NEW MEXICO (KRQE) – Thousands of people are heading to the Carson National Forest this week for the 49th annual Rainbow Family Gathering. Attendees say the event, first founded in 1972, is for people of all backgrounds to celebrate peace and togetherness.
“Being up here above 10,000 feet, we felt like we’d be less impact on Mother Nature,” said Corey Moore, who goes by “Useless” or “Pastor Useless.” “Here, the idea that anyone can break bread and have a thought or prayer for peace. On the morning of the Fourth of July, from the sun coming up to high noon, we’ll all be silent together in the thought of prayer for peace.”
As for what the Rainbow Gathering is, think Woodstock. Useless says it’s a place for people of all walks of life and backgrounds to come together for music, prayer and discussions.
“This was the first place that I ever encountered that all people would sit down and talk,” said Useless. “From the cowboys sitting down talking to the hippies, who are joking with the biker kids, the train hopper kids are coming around and the white-collar business owners are showing up.”
Every year, thousands come from around the country to a designated national forest for a week or so. This year, they’re splitting into four smaller groups around the U.S. because of the pandemic, some choosing a spot northeast of Sipapu.
“I’ve personally been here three and half months now, looking at different mountaintops, different ranges,” said Useless, who expects a few thousand to show up this year. “Today, I feel like there’s 500. I feel by the Fourth of July, we could cross up towards 5,000. Next year being the world gathering and the reunion of the world gathering and the pandemic calming down, we expect to reach somewhere between 20,000-50,000.”

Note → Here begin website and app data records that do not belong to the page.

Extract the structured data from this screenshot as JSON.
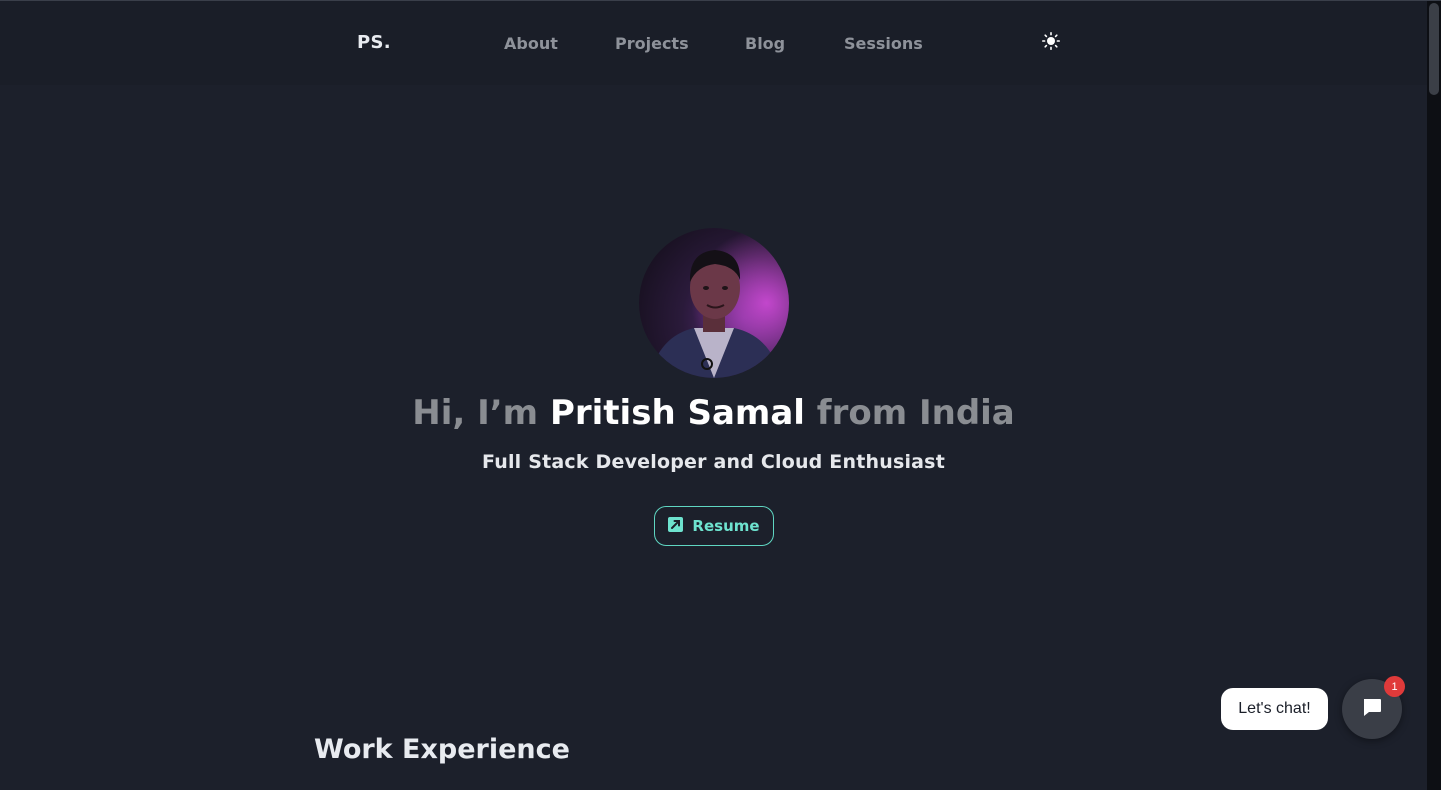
{
  "header": {
    "logo": "PS.",
    "nav": [
      {
        "label": "About"
      },
      {
        "label": "Projects"
      },
      {
        "label": "Blog"
      },
      {
        "label": "Sessions"
      }
    ],
    "theme_icon": "sun-icon"
  },
  "hero": {
    "greeting": "Hi, I’m ",
    "name": "Pritish Samal",
    "location": " from India",
    "subtitle": "Full Stack Developer and Cloud Enthusiast",
    "resume_label": "Resume",
    "resume_icon": "external-link-icon",
    "accent_color": "#6ee3cf"
  },
  "sections": {
    "work_title": "Work Experience"
  },
  "chat": {
    "bubble_label": "Let's chat!",
    "badge_count": "1",
    "icon": "chat-icon"
  }
}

One of the longtime visitors is Jonathan Zap. He says one of his first gatherings was 26 years ago near Taos. The group tends to barter and give services for free, rather than pay. Everyone feeds one another during the event with multiple kitchens set up around the site.
“Started in 1995,” said Zap. “At that time, Rainbow Gatherings were a lot larger, probably had 30,000 people.”
Zap was a longtime school teacher before coming to the gatherings and says it changed the way he viewed the common school system. Now, he says he comes to interpret dreams and give oracle readings.
“Different people here do different kinds of services. Everything is given away freely,” said Zap. “What I noticed was that these kids were psychologically healthier than any kids I had met in compulsory education. If they saw a chore that needed to be done, nobody had to tell them. They just got up and did it.”
One couple who arrived early at the site, go by “Drifter” and “Jellyfish.” They say the Rainbow Gathering is now a lifestyle for them.
“I’ve been traveling around on the Rainbow Trail, like 20 years straight. Go out to the forest, hang out with all the hippies,” said Drifter, who says he now just lives outside, wherever he goes. “Rainbow is what I do. It’s like where you go to meet all the best friends you didn’t know you had.”
“You can come out here and you can be yourself,” said Jellyfish. “Not get shamed for it.”
The nomadic “rainbows” say many will stay behind after the event to clean up any waste left behind. The event officially runs from July 1 to July 7.
“I meet some of the best people you’ve ever seen, just living life, traveling around, different regions,” said Drifter. “People are so unique and when they have the freedom to express that, it becomes something so magical.”
Right now, Stage One fire restrictions are in place for the Carson National Forest, meaning campfires, charcoal grills and wood stoves are only allowed in approved sites. The U.S. Forest Service and Taos County Sheriff’s deputies will continue patrols while the group is up there.